Diseases & Conditions
A conduct disorder is characterized by a repetitive pattern of behavior in which the basic rights of others are violated.
Although some children are better behaved than others, children who repeatedly and persistently violate rules and the rights of others in ways inappropriate for their age have a conduct disorder. The problem usually begins in late childhood or early adolescence and is more common among boys than girls. Evaluation of conduct must take the child's social environment into account. Misconduct developed by children as an adaptation to life in war-torn areas, settings of civil unrest, or other highly stressed environments is not a conduct disorder.
In general, children with a conduct disorder are selfish, do not relate well to others, and lack an appropriate sense of guilt. They tend to misperceive the behavior of others as threatening and react aggressively. They may engage in bullying, threatening, and frequent fights and may be cruel to animals. Other children with conduct disorder damage property, especially by setting fires. They may be deceitful or engage in theft. Seriously violating rules is common and includes running away from home and frequent truancy from school. Girls with conduct disorder are less likely than boys to be physically aggressive; they typically run away, lie, abuse substances, and sometimes engage in prostitution.

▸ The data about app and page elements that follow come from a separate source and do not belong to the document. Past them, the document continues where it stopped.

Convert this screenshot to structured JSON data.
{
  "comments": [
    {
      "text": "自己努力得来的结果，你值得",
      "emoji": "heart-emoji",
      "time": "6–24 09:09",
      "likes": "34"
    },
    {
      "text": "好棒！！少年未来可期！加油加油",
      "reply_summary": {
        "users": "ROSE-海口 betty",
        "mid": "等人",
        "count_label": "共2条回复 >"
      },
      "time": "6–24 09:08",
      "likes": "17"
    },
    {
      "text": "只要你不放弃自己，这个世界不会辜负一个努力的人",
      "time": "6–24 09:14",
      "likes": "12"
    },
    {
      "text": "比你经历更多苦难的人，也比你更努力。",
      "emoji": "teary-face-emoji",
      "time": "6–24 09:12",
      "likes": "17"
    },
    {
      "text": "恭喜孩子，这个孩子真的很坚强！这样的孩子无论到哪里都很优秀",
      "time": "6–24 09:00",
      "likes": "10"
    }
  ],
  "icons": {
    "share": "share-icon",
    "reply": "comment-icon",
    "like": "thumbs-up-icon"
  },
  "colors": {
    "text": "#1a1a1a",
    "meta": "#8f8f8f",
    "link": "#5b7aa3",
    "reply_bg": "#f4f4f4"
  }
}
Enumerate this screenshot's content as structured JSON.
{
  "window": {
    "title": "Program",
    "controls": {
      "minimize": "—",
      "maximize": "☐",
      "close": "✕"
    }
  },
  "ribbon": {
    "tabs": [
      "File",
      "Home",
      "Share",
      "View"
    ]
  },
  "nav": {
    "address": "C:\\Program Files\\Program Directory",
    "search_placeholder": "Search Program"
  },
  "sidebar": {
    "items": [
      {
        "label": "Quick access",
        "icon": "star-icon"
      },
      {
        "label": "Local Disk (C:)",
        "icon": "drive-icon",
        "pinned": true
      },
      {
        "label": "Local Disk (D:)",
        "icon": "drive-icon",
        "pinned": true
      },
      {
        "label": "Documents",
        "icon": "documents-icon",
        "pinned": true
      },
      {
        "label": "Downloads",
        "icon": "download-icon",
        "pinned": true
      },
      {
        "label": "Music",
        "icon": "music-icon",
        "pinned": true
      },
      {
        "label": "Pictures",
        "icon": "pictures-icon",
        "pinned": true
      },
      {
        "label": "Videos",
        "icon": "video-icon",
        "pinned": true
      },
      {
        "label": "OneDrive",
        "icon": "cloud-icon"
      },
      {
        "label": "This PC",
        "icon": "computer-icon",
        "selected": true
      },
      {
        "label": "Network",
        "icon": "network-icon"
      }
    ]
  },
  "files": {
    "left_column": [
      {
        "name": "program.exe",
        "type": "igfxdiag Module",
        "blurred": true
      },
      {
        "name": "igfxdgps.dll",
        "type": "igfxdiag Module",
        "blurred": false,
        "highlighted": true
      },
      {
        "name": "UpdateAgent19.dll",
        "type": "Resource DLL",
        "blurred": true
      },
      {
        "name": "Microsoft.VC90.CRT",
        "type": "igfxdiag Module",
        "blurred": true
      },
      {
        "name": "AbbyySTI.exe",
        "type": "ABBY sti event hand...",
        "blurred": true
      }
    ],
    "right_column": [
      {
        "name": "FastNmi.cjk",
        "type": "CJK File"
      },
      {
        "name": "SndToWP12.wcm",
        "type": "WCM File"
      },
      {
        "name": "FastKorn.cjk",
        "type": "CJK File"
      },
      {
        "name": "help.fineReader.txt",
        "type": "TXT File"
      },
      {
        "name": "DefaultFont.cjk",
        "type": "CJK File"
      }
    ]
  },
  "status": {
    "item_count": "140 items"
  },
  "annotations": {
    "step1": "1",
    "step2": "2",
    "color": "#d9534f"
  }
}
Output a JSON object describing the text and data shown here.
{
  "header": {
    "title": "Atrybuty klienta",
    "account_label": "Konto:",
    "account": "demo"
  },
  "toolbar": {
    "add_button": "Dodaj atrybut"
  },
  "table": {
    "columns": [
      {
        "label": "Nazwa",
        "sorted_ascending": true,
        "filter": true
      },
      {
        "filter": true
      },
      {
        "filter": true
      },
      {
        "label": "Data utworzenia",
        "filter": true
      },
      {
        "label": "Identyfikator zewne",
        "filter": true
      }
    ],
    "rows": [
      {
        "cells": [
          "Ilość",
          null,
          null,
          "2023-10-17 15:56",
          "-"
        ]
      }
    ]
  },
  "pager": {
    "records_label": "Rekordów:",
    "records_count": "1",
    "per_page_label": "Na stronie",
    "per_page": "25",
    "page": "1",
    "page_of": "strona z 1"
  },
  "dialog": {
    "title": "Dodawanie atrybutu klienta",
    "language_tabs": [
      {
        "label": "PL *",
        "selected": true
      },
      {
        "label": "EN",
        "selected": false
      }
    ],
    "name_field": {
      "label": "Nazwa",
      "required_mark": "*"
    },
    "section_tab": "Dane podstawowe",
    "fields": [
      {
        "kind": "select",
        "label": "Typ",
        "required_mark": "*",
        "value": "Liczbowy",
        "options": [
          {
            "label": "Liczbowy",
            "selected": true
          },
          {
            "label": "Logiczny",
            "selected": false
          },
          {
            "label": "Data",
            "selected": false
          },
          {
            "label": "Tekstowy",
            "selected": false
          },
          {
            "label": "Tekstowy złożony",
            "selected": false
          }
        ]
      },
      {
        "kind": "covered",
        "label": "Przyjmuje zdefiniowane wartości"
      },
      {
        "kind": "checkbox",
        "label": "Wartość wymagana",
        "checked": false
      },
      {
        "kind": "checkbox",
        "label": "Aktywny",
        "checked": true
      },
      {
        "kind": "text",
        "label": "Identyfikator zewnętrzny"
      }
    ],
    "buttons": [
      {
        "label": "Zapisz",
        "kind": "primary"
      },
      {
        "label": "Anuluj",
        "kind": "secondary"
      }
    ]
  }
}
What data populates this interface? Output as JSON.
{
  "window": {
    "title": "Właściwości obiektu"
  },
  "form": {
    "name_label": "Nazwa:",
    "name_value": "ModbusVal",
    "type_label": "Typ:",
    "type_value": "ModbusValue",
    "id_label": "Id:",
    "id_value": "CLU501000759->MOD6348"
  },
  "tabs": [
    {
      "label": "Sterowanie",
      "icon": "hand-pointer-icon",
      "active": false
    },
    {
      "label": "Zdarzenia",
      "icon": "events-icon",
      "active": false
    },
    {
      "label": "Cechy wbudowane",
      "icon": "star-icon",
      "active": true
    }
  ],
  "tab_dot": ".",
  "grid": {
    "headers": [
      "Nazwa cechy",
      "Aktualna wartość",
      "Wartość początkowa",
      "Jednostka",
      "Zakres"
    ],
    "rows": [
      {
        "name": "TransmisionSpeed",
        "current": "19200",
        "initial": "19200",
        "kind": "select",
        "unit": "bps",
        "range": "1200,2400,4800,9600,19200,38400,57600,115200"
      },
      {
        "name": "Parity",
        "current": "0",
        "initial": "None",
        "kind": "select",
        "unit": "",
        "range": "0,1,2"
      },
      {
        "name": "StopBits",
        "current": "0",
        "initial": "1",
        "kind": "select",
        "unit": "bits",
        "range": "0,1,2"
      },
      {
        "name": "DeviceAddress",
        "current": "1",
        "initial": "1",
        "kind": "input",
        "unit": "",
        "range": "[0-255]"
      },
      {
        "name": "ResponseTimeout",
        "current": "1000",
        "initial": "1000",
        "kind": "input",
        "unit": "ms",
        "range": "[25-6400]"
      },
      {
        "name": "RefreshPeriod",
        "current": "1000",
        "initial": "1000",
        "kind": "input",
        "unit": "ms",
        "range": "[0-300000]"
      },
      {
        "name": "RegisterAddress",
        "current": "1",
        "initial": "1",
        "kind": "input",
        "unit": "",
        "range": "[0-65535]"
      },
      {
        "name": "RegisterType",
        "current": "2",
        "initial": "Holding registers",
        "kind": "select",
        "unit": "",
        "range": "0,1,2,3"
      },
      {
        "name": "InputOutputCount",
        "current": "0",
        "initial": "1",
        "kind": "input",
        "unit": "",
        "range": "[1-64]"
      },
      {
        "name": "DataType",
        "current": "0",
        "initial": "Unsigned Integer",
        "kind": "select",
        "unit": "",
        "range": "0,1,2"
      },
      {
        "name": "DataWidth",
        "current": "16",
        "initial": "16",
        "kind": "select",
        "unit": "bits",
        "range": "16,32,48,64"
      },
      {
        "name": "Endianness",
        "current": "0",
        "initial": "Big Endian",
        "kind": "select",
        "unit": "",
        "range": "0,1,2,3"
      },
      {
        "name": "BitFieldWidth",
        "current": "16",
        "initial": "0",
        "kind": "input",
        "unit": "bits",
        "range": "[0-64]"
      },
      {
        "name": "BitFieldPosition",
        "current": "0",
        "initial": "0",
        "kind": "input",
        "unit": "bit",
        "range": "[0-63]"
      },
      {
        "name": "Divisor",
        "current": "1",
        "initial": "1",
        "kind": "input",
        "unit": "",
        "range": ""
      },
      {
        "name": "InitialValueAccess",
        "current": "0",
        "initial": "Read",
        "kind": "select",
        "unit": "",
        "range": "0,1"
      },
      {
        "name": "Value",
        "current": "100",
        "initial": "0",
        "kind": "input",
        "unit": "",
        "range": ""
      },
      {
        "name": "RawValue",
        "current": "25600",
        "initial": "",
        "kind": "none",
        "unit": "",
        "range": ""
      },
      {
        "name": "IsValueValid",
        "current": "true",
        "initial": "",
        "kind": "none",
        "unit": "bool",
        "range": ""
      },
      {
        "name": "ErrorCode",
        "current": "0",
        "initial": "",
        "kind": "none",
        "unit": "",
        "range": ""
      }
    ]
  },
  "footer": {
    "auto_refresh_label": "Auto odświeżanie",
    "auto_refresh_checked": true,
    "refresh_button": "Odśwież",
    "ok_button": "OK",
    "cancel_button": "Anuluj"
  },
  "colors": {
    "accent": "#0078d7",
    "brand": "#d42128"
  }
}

About half of the children with conduct disorder stop such behaviors by adulthood. The younger the child is when the conduct disorder began, the more likely the behavior is to continue. Adults in whom such behaviors persist often encounter legal trouble, chronically violate the rights of others, and are often diagnosed with antisocial personality disorder (see Personality Disorders: Antisocial Personality ).
Treatment is very difficult because children with conduct disorder rarely perceive anything wrong with their behavior. Often the most successful treatment is to separate the child from a troubled environment and to provide a strictly structured setting, in either a mental health or a juvenile justice setting.
Last full review/revision February 2003
Source: The Merck Manual Home Edition